Dataset content Start Marker

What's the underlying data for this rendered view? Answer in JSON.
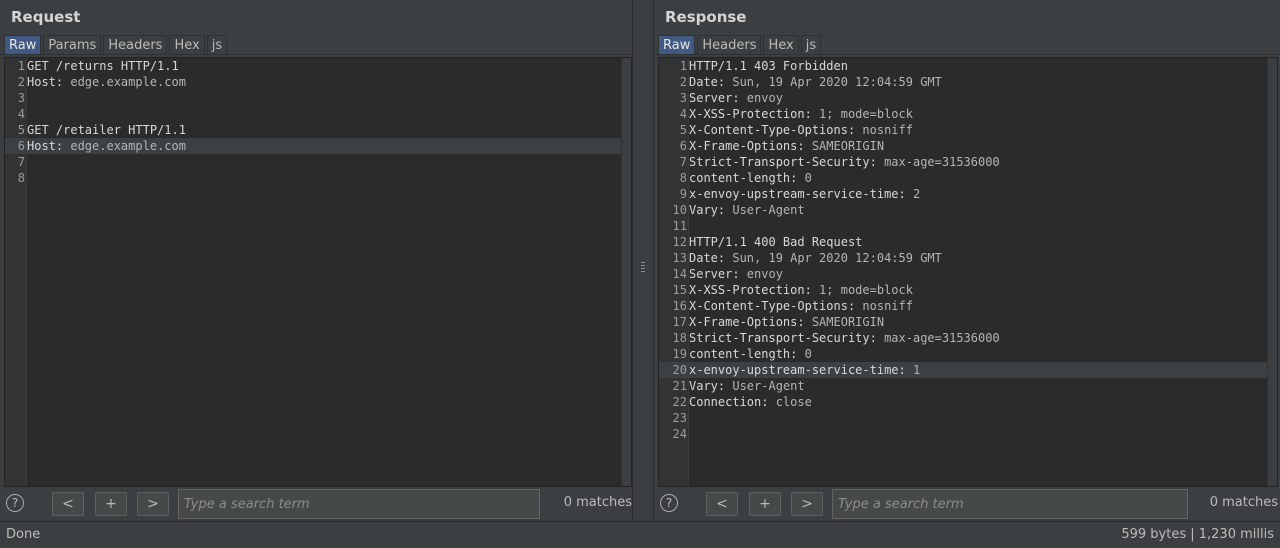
{
  "request": {
    "title": "Request",
    "tabs": [
      {
        "label": "Raw",
        "active": true
      },
      {
        "label": "Params",
        "active": false
      },
      {
        "label": "Headers",
        "active": false
      },
      {
        "label": "Hex",
        "active": false
      },
      {
        "label": "js",
        "active": false
      }
    ],
    "lines": [
      {
        "n": "1",
        "key": "GET /returns HTTP/1.1",
        "val": ""
      },
      {
        "n": "2",
        "key": "Host:",
        "val": " edge.example.com"
      },
      {
        "n": "3",
        "key": "",
        "val": ""
      },
      {
        "n": "4",
        "key": "",
        "val": ""
      },
      {
        "n": "5",
        "key": "GET /retailer HTTP/1.1",
        "val": ""
      },
      {
        "n": "6",
        "key": "Host:",
        "val": " edge.example.com",
        "selected": true
      },
      {
        "n": "7",
        "key": "",
        "val": ""
      },
      {
        "n": "8",
        "key": "",
        "val": ""
      }
    ],
    "search": {
      "help": "?",
      "prev": "<",
      "add": "+",
      "next": ">",
      "placeholder": "Type a search term",
      "matches": "0 matches"
    }
  },
  "response": {
    "title": "Response",
    "tabs": [
      {
        "label": "Raw",
        "active": true
      },
      {
        "label": "Headers",
        "active": false
      },
      {
        "label": "Hex",
        "active": false
      },
      {
        "label": "js",
        "active": false
      }
    ],
    "lines": [
      {
        "n": "1",
        "key": "HTTP/1.1 403 Forbidden",
        "val": ""
      },
      {
        "n": "2",
        "key": "Date:",
        "val": " Sun, 19 Apr 2020 12:04:59 GMT"
      },
      {
        "n": "3",
        "key": "Server:",
        "val": " envoy"
      },
      {
        "n": "4",
        "key": "X-XSS-Protection:",
        "val": " 1; mode=block"
      },
      {
        "n": "5",
        "key": "X-Content-Type-Options:",
        "val": " nosniff"
      },
      {
        "n": "6",
        "key": "X-Frame-Options:",
        "val": " SAMEORIGIN"
      },
      {
        "n": "7",
        "key": "Strict-Transport-Security:",
        "val": " max-age=31536000"
      },
      {
        "n": "8",
        "key": "content-length:",
        "val": " 0"
      },
      {
        "n": "9",
        "key": "x-envoy-upstream-service-time:",
        "val": " 2"
      },
      {
        "n": "10",
        "key": "Vary:",
        "val": " User-Agent"
      },
      {
        "n": "11",
        "key": "",
        "val": ""
      },
      {
        "n": "12",
        "key": "HTTP/1.1 400 Bad Request",
        "val": ""
      },
      {
        "n": "13",
        "key": "Date:",
        "val": " Sun, 19 Apr 2020 12:04:59 GMT"
      },
      {
        "n": "14",
        "key": "Server:",
        "val": " envoy"
      },
      {
        "n": "15",
        "key": "X-XSS-Protection:",
        "val": " 1; mode=block"
      },
      {
        "n": "16",
        "key": "X-Content-Type-Options:",
        "val": " nosniff"
      },
      {
        "n": "17",
        "key": "X-Frame-Options:",
        "val": " SAMEORIGIN"
      },
      {
        "n": "18",
        "key": "Strict-Transport-Security:",
        "val": " max-age=31536000"
      },
      {
        "n": "19",
        "key": "content-length:",
        "val": " 0"
      },
      {
        "n": "20",
        "key": "x-envoy-upstream-service-time:",
        "val": " 1",
        "selected": true
      },
      {
        "n": "21",
        "key": "Vary:",
        "val": " User-Agent"
      },
      {
        "n": "22",
        "key": "Connection:",
        "val": " close"
      },
      {
        "n": "23",
        "key": "",
        "val": ""
      },
      {
        "n": "24",
        "key": "",
        "val": ""
      }
    ],
    "search": {
      "help": "?",
      "prev": "<",
      "add": "+",
      "next": ">",
      "placeholder": "Type a search term",
      "matches": "0 matches"
    }
  },
  "status": {
    "left": "Done",
    "right": "599 bytes | 1,230 millis"
  },
  "icons": {
    "help": "help-circle-icon",
    "divider": "drag-grip-icon"
  }
}
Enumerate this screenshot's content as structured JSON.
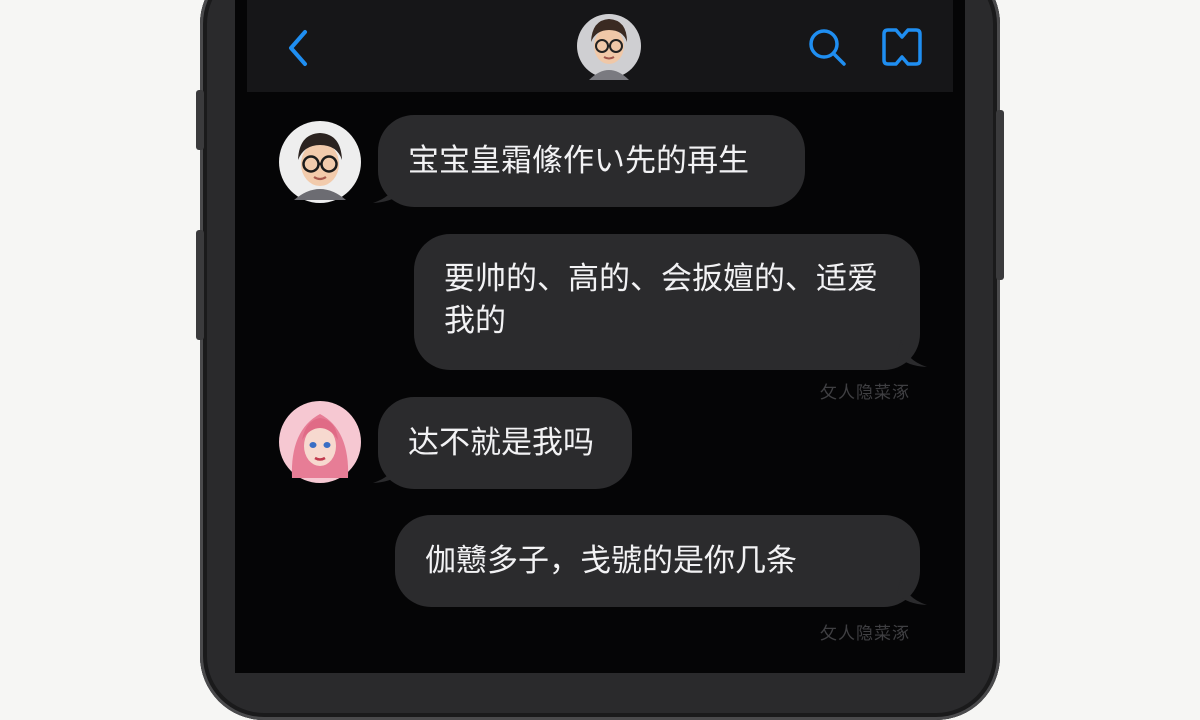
{
  "chat": {
    "messages": [
      {
        "sender": "boy",
        "text": "宝宝皇霜絛作い先的再生"
      },
      {
        "sender": "me",
        "text": "要帅的、高的、会扳嬗的、适爱我的"
      },
      {
        "sender": "girl",
        "text": "达不就是我吗"
      },
      {
        "sender": "me",
        "text": "伽戆多子，戋號的是你几条"
      }
    ],
    "watermark": "攵人隐菜涿",
    "watermark_2": "攵人隐菜涿"
  },
  "colors": {
    "accent": "#1f8ef1",
    "bubble": "#2b2b2d",
    "screen": "#050506",
    "navbar": "#161618"
  },
  "icons": {
    "back": "chevron-left-icon",
    "search": "search-icon",
    "call": "book-call-icon"
  }
}
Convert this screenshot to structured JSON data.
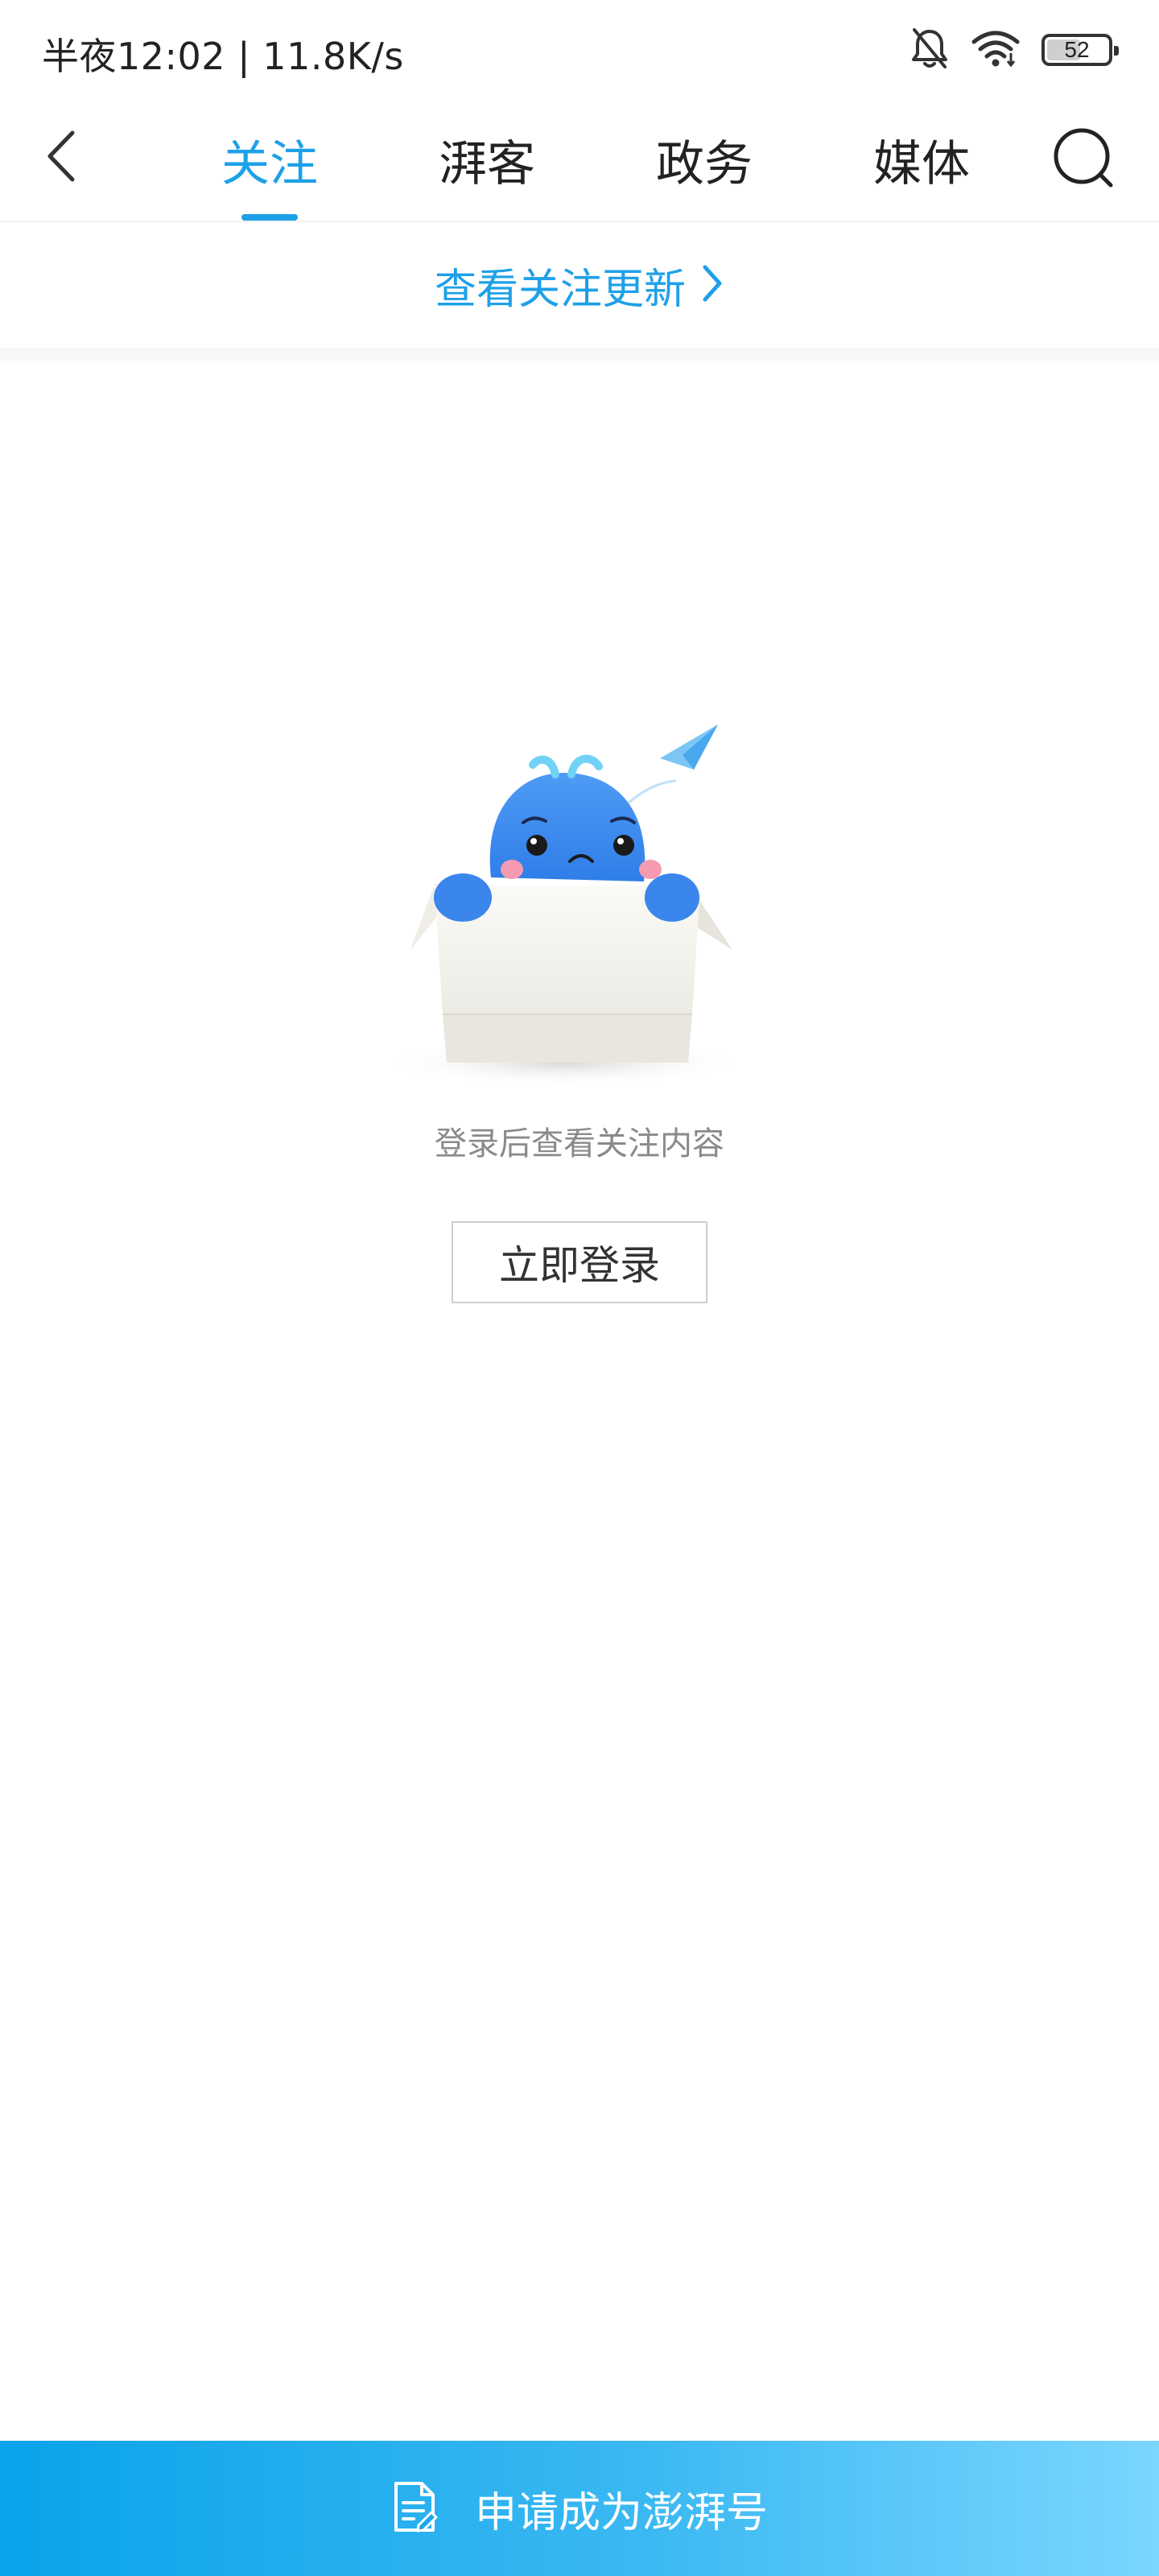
{
  "status_bar": {
    "time_speed": "半夜12:02 | 11.8K/s",
    "battery_level": "52",
    "battery_fraction": 0.52,
    "icons": [
      "bell-muted-icon",
      "wifi-icon",
      "battery-icon"
    ]
  },
  "nav": {
    "back_icon": "chevron-left-icon",
    "tabs": [
      {
        "label": "关注",
        "active": true
      },
      {
        "label": "湃客",
        "active": false
      },
      {
        "label": "政务",
        "active": false
      },
      {
        "label": "媒体",
        "active": false
      }
    ],
    "search_icon": "search-icon"
  },
  "updates": {
    "label": "查看关注更新",
    "icon": "chevron-right-icon"
  },
  "empty_state": {
    "illustration": "whale-in-box-illustration",
    "message": "登录后查看关注内容",
    "login_label": "立即登录"
  },
  "apply_bar": {
    "icon": "document-edit-icon",
    "label": "申请成为澎湃号"
  },
  "colors": {
    "accent": "#1ea0e8",
    "text": "#222222",
    "muted": "#8a8a8a",
    "bar_start": "#0aa3ea",
    "bar_end": "#7ad6ff"
  }
}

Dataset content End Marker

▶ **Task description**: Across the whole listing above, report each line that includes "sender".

▶ **Solution for this task**:
        "sender": "boy",
        "sender": "me",
        "sender": "girl",
        "sender": "me",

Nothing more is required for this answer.